### ENTRIES PROVIDED:

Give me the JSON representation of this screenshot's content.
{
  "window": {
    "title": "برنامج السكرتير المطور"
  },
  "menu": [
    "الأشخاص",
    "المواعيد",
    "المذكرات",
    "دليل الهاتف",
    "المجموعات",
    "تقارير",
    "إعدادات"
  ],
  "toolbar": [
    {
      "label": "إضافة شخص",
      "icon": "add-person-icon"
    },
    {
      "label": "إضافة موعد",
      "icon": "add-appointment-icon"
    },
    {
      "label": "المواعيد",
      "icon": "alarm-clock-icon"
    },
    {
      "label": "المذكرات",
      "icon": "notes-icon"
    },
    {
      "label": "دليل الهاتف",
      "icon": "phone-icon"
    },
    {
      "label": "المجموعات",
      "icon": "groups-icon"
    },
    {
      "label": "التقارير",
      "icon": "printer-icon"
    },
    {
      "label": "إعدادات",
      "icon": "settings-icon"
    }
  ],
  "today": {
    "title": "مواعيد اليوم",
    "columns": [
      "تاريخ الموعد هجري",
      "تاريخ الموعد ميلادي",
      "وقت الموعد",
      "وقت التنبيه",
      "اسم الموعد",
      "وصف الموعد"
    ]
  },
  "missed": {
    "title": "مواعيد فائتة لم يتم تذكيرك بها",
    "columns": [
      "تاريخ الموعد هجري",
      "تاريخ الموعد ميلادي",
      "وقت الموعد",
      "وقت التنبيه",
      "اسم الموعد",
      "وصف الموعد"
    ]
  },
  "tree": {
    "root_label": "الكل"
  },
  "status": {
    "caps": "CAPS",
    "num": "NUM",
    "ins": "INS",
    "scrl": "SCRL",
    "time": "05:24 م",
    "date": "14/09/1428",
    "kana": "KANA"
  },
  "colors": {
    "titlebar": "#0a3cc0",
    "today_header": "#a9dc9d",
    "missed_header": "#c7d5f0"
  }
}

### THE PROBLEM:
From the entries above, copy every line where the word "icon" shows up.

### OUTPUT:
      "icon": "add-person-icon"
      "icon": "add-appointment-icon"
      "icon": "alarm-clock-icon"
      "icon": "notes-icon"
      "icon": "phone-icon"
      "icon": "groups-icon"
      "icon": "printer-icon"
      "icon": "settings-icon"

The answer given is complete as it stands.